A man who after 62 years still holds the record for the most basketball points scored in a single game has a news poster of his big game go on display in the Pacific High School memorabilia trophy case.

Bob Myers scored 54 points in a 1956 game and to date no one has topped that.

Myers was recognized May 1 at the school, when PHS Activities Director Andy Herbst accepted a newspaper photo and story collage depicting the game of Myers’ record for the school’s memorabilia record case outside the gym.

The Pacific Indians 2018 basketball starters met with the former all star. Also on hand for delivery of the poster were Myers sons, Greg and Steve Myers, and Tom Sauvage, PHS principal and new assistant superintendent.

After recalling that the coach took him out of the game before the final whistle, Myers said he always hoped to see another PHS athlete break his record.

“I always thought somebody would break the record,” he said.

The graduating players he spoke with had already concluded their season so none of them would have a chance to break the record, but many of them voiced doubts that it would happen.

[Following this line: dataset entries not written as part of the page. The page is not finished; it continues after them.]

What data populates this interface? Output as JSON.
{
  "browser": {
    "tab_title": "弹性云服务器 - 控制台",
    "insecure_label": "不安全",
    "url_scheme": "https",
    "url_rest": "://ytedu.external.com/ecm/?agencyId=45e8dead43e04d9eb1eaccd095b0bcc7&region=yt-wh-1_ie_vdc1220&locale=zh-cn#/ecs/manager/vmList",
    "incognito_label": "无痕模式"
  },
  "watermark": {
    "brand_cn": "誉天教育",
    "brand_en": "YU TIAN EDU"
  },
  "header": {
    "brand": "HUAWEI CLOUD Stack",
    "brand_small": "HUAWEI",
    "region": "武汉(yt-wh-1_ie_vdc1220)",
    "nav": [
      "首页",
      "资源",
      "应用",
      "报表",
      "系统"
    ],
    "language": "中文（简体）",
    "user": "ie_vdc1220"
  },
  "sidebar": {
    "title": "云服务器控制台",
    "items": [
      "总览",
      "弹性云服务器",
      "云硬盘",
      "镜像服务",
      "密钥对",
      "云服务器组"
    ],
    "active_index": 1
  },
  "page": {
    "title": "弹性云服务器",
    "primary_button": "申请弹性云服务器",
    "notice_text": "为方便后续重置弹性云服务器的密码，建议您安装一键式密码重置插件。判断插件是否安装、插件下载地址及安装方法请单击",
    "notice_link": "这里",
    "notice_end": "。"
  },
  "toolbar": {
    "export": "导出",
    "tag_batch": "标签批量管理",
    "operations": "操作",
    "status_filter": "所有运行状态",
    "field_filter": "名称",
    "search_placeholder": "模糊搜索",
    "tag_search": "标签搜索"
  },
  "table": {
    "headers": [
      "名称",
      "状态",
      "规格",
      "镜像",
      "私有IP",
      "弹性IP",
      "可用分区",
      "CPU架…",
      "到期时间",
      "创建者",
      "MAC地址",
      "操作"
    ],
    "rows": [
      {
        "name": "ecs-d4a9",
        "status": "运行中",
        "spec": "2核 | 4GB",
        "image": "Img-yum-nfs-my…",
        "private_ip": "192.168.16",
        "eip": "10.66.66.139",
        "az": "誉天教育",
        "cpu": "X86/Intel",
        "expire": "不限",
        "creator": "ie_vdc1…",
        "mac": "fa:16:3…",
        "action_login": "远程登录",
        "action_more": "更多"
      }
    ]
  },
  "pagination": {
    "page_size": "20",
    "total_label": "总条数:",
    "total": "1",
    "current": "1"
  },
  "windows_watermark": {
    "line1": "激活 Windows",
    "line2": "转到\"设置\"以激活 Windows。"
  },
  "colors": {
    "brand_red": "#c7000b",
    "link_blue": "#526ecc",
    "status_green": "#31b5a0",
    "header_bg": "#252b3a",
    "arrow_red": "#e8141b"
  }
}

“It’s crazy,” said Tom Hennessy, a senior and PHS varsity basketball starter said, shaking his head. “That record is not going to be broken.”

Herbst said his department is launching a historical records program to collect stories, photos, medals and cups of PHS athletes, like Myers, who broke records.

The Pacific High School Student Council purchased 10 scoreboards to display the records that will be set up at the school.

Herbst said he hopes other former PHS athletes will share their records, news stories and trophies for the display. The memorabilia will remain the property of the former athletes and their families and will be returned to them after a rotation in the exhibit.

“We want to pull together the data and create a touch screen of old photos and microfilm of the athletic history of the school,” he said. “We will include interviews with coaches and players.”

Herbst said the touchscreen exhibit will offer a virtual archive of PHS athletic history. Visitors will be able to touch an icon on the screen and pull up a display on an individual, sport or game.

Projected cost of the touch screen is $20,000, which may take several years to raise, Herbst said.

“Quite a bit of coverage is available on the track and field accomplishments in the 1920s,” he said. “We hope to find records of athletes in the 1940s, 1950s, 1960s, 1970s and 1980s.”

The framed news poster containing Myers’ big game is on display in the cabinet outside the new gym.